Orion is supposed to be part of such plans. Some people may remember the Constellation program from the late 2000’s. That program was largely gutted by President Obama. I think his exact words were “it lacked innovation.” He took a lot of flak for ending it. I wasn’t very happy about it myself, but after looking it over, it made sense. A lot of the technology in Constellation already existed, and was being expanded and developed by the private sector. Again, look at the Dragon. Originally, Constellation had a component that essentially did the same sort of thing, but it was going to require a few years of research and development to deploy. Naturally, the question arose: why develop a new vehicle, when this private sector vehicle, which is close to ready, can do the same things? In the end, Space-X was given a contract, by NASA, to provide logistical support vehicles for the International Space Station.

As for Constellation, that program was broken into pieces. President Obama wanted NASA to concentrate on projects that the private sector wasn’t exploring. Empirically speaking, why duplicate efforts? So, those facets of Constellation that were already being covered were dropped, and energy shifted to those facets that remained. One of these was a long range, manned crew vehicle, nicknamed Orion, that was designed along the lines of the earlier Apollo program. A prototype of this new manned vehicle was successfully test flown on December 5th. Some people have scoffed at Orion, saying that it’s nothing more than a re-hash of Apollo. To that I must ask: is being a re-hash, or update, of the vehicle that took humanity to the moon a bad thing?

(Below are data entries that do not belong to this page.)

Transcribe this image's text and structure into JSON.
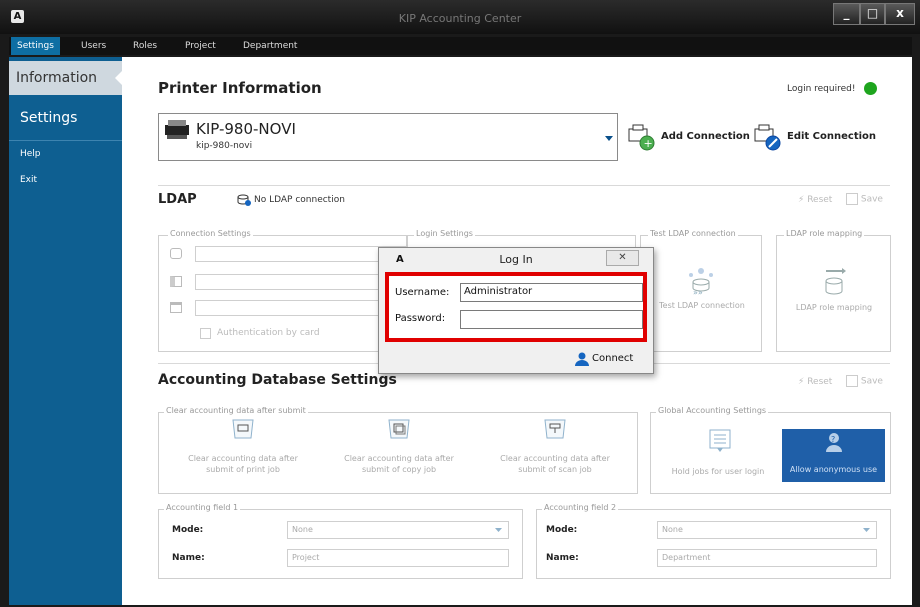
{
  "window": {
    "app_icon_letter": "A",
    "title": "KIP Accounting Center",
    "buttons": [
      "_",
      "□",
      "x"
    ]
  },
  "menu": [
    "Settings",
    "Users",
    "Roles",
    "Project",
    "Department"
  ],
  "sidebar": [
    "Information",
    "Settings",
    "Help",
    "Exit"
  ],
  "printer": {
    "heading": "Printer Information",
    "login_required": "Login required!",
    "login_dot_color": "#1ea51e",
    "name": "KIP-980-NOVI",
    "host": "kip-980-novi",
    "add_connection": "Add Connection",
    "edit_connection": "Edit Connection"
  },
  "ldap": {
    "heading": "LDAP",
    "status": "No LDAP connection",
    "reset": "Reset",
    "save": "Save",
    "connection_settings": "Connection Settings",
    "login_settings": "Login Settings",
    "test_group": "Test LDAP connection",
    "test_button": "Test LDAP connection",
    "role_group": "LDAP role mapping",
    "role_button": "LDAP role mapping",
    "auth_by_card": "Authentication by card"
  },
  "accounting": {
    "heading": "Accounting Database Settings",
    "reset": "Reset",
    "save": "Save",
    "clear_group": "Clear accounting data after submit",
    "clear_print": "Clear accounting data after submit of print job",
    "clear_copy": "Clear accounting data after submit of copy job",
    "clear_scan": "Clear accounting data after submit of scan job",
    "global_group": "Global Accounting Settings",
    "hold_jobs": "Hold jobs for user login",
    "allow_anonymous": "Allow anonymous use",
    "field1": {
      "legend": "Accounting field 1",
      "mode_label": "Mode:",
      "mode_value": "None",
      "name_label": "Name:",
      "name_value": "Project"
    },
    "field2": {
      "legend": "Accounting field 2",
      "mode_label": "Mode:",
      "mode_value": "None",
      "name_label": "Name:",
      "name_value": "Department"
    }
  },
  "login_dialog": {
    "icon_letter": "A",
    "title": "Log In",
    "close": "✕",
    "username_label": "Username:",
    "username_value": "Administrator",
    "password_label": "Password:",
    "password_value": "",
    "connect": "Connect",
    "highlight_color": "#e00000"
  }
}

Another thing that NASA was tasked with was developing a heavy lifting rocket stack on par with the mighty Saturn-V. Some of the technology for this new heavy lifter was used to loft Orion, and while there were some problems with the fuel valves, it ultimately worked the way it was supposed to. It still needs fine tuning, but this really is rocket science, so we shouldn’t be all that surprised.

So, in a few years we will once again have a crew vehicle that is designed to explore far beyond Earth orbit. And, if all continues as it has been, we will soon have a super booster capable of carrying that vehicle to such heights. From where I’m sitting, it looks like we’ll soon be capable of some heavy duty space development. When it comes to space development, we haven’t been in this good a position since the early 1970’s.

I remember when I was little more than a toddler, watching the first manned landing on the moon. In the years since, I’ve been listening to grandiose plans and ideas for space development, most of which went absolutely nowhere. But this time we actually saw a prototype vehicle launch, fly, and land. And for the first time in many years, I figure I may actually live to see another manned moon landing. Luck permitting, I may even see a landing on Mars. Even if I don’t, my children almost certainly will, and that’s good enough for me.

I’m cautiously optimistic, because the future no longer seems quite so dark.

  • The artistic rendering of the completed Orion launch stack came from Spaceref.com.
  • The photograph of Orion’s test launch came from a NASA press release.